I had no choice but to rely on God.  I went to him with my fear.  I went to him for comfort.  His words calmed my spirit.

How many times in my life have I seen this?  When all is stripped away, when there are no other options offered by this world, when I just can’t do it on my own.  Those are the times when I am closest to him.  When I’m desperate to grab hold of him.

And he is always there.  Again.  And again.  And again.

He is faithful.

When the jobs are lost.  When the bank account is in the red.  When the diagnoses come.  When I am feeling lost and alone.

He is with me.

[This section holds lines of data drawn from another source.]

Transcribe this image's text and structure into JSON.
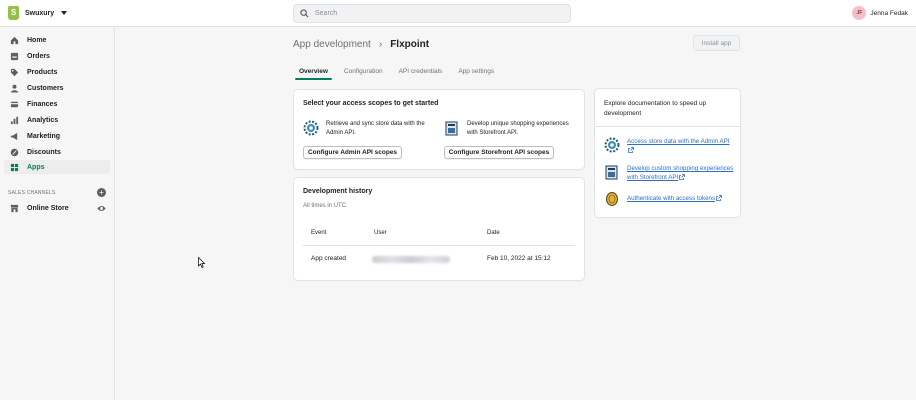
{
  "store": {
    "name": "Swuxury"
  },
  "search": {
    "placeholder": "Search"
  },
  "user": {
    "initials": "JF",
    "name": "Jenna Fedak"
  },
  "sidebar": {
    "items": [
      {
        "label": "Home",
        "icon": "home-icon"
      },
      {
        "label": "Orders",
        "icon": "orders-icon"
      },
      {
        "label": "Products",
        "icon": "tag-icon"
      },
      {
        "label": "Customers",
        "icon": "person-icon"
      },
      {
        "label": "Finances",
        "icon": "finances-icon"
      },
      {
        "label": "Analytics",
        "icon": "bar-chart-icon"
      },
      {
        "label": "Marketing",
        "icon": "megaphone-icon"
      },
      {
        "label": "Discounts",
        "icon": "discount-icon"
      },
      {
        "label": "Apps",
        "icon": "apps-grid-icon",
        "active": true
      }
    ],
    "sales_channels_label": "SALES CHANNELS",
    "online_store_label": "Online Store"
  },
  "page": {
    "breadcrumb_parent": "App development",
    "title": "Flxpoint",
    "install_label": "Install app",
    "tabs": [
      "Overview",
      "Configuration",
      "API credentials",
      "App settings"
    ]
  },
  "scopes": {
    "title": "Select your access scopes to get started",
    "admin_text": "Retrieve and sync store data with the Admin API.",
    "storefront_text": "Develop unique shopping experiences with Storefront API.",
    "admin_button": "Configure Admin API scopes",
    "storefront_button": "Configure Storefront API scopes"
  },
  "history": {
    "title": "Development history",
    "subtitle": "All times in UTC.",
    "columns": [
      "Event",
      "User",
      "Date"
    ],
    "rows": [
      {
        "event": "App created",
        "date": "Feb 10, 2022 at 15:12"
      }
    ]
  },
  "docs": {
    "heading": "Explore documentation to speed up development",
    "links": [
      "Access store data with the Admin API",
      "Develop custom shopping experiences with Storefront API",
      "Authenticate with access tokens"
    ]
  },
  "colors": {
    "accent": "#008060",
    "link": "#2c6ecb"
  }
}
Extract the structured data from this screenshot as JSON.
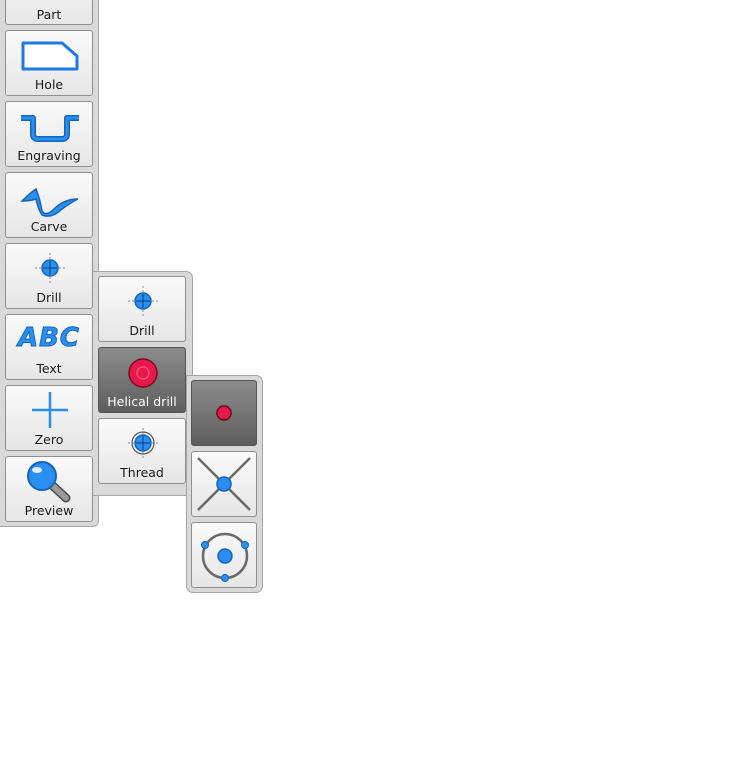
{
  "main_toolbar": {
    "items": [
      {
        "label": "Part",
        "icon": "part-icon"
      },
      {
        "label": "Hole",
        "icon": "hole-icon"
      },
      {
        "label": "Engraving",
        "icon": "engraving-icon"
      },
      {
        "label": "Carve",
        "icon": "carve-icon"
      },
      {
        "label": "Drill",
        "icon": "drill-icon"
      },
      {
        "label": "Text",
        "icon": "text-abc-icon"
      },
      {
        "label": "Zero",
        "icon": "zero-crosshair-icon"
      },
      {
        "label": "Preview",
        "icon": "magnifier-icon"
      }
    ],
    "text_icon_glyph": "ABC"
  },
  "drill_submenu": {
    "items": [
      {
        "label": "Drill",
        "icon": "drill-icon",
        "selected": false
      },
      {
        "label": "Helical drill",
        "icon": "helical-drill-icon",
        "selected": true
      },
      {
        "label": "Thread",
        "icon": "thread-icon",
        "selected": false
      }
    ]
  },
  "position_submenu": {
    "items": [
      {
        "icon": "single-point-icon",
        "selected": true
      },
      {
        "icon": "cross-center-icon",
        "selected": false
      },
      {
        "icon": "circle-center-icon",
        "selected": false
      }
    ]
  },
  "colors": {
    "accent_blue": "#2a8ff0",
    "icon_outline": "#1565b8",
    "active_red": "#e8194a",
    "panel_bg": "#d9d9d9",
    "active_bg": "#6e6e6e"
  }
}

Now.  Did I still jump two feet when the landing gear popped open?  Of course, I did.  Much to the amusement of my neighbors.  But I am holding tight to those lessons I learned and I’m taking them with me.  Now when I see that streak of white against the blue sky, I smile and remember that sweet time I was able to spend one-on-one with my Father.

Glory.
Glory.